With that emotional message wrapped up, I don't want to just prop you up and leave you high and dry.
Although being a troop leader may seem overwhelming right now, you can simplify things if you just take one day to really sit down and plan it.
If this letter is enough for today, then take a breather and come back another day.
If you'd like a random collection of tips for making your Girl Scout year easier and for navigating your first year, head over and read these Tips for New Girl Scout Leaders. Be sure to ask if there is a question you'd like to have answered.
Also I have an article of 20+ Ideas for Each Daisy Patch, one by one.
Either way, I'm glad you stopped by and I know that your girls are in store for a great year with you in the lead.
Thank you so much for this. 🙂
Beware of parents who complain about troop leaders or think the troop leader should finance all the activities for the troop. Explain to them that you are not paid, you are a VOLUNTEER. No the troop leader doesn’t have to buy the badges or uniforms or pay for the activities of the troop members.
Thank you for this! We had our very first daisy troop meeting today and beforehand, I was so nervous. I told my husband that I was pretty sure I would poop myself. Good news, I didn’t and I survived! But reading your blog has made me feel a whole lot better and put things into perspective for me. It’s a reminder that I’m doing this for the girls, not anything else. Thanks again!!!
I am one of those lifelong girl scouts who wanted to lead her daughter’s troop some day. However, it’s been a million years since I was involved with girl scouts.

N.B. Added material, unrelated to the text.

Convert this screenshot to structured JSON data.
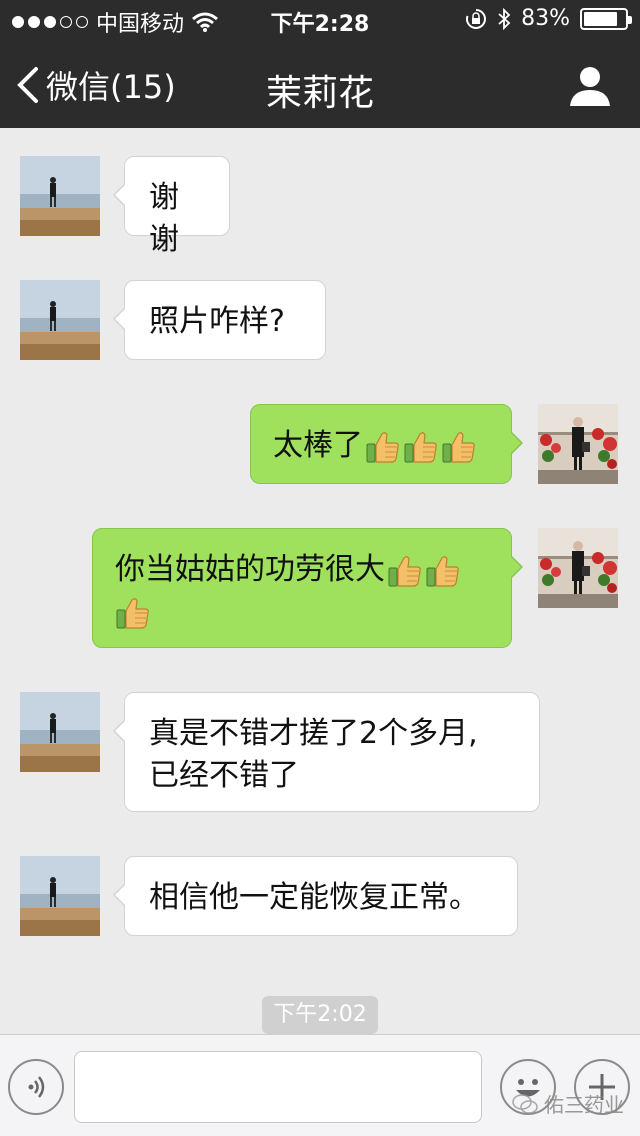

We, too, started as second year daisies, and didn’t really get off the ground until January. So, no anxiety over here about trying to cram it all in, oh, by the way, COOKIES. Yikes. So, overwhelmed is an understatement, but I really needed the reminder that it doesn’t have to be perfect. So thank you for that!